**WHAT IS BEING ASKED:** Which of the lines below hold "кнопку"? Please return each one.
--- GIVEN RECORDS Enclosed Below ---
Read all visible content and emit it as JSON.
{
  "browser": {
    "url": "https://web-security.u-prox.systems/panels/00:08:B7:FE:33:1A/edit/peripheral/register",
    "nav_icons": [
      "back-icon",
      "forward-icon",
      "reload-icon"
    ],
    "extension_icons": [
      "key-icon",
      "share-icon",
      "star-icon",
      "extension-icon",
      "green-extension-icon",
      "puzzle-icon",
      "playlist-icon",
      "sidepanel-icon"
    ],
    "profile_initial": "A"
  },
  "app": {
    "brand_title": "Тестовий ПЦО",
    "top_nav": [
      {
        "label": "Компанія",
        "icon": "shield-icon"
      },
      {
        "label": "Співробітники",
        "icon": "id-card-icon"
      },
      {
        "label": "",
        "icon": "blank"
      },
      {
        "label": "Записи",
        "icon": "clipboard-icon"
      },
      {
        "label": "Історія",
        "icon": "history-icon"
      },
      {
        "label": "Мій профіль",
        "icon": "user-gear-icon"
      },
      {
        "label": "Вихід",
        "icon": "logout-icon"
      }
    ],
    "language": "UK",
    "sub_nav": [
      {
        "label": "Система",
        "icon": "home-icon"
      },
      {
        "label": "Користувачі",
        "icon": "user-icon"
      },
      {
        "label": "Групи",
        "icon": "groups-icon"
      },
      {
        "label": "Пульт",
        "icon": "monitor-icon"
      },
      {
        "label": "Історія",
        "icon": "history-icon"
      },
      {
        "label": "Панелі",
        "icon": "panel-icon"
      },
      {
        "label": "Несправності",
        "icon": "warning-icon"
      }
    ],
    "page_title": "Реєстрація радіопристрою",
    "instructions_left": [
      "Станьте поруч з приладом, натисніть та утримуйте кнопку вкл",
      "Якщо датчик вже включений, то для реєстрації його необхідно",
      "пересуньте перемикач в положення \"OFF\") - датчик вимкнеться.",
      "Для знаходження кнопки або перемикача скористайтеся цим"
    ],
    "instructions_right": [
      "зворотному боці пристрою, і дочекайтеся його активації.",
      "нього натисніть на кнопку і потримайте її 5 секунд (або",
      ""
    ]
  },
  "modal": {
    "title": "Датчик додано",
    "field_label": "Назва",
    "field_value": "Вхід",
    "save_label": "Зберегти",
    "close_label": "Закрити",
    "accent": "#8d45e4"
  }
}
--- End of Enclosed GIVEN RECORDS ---
**REPLY:**
      "Станьте поруч з приладом, натисніть та утримуйте кнопку вкл",
      "нього натисніть на кнопку і потримайте її 5 секунд (або",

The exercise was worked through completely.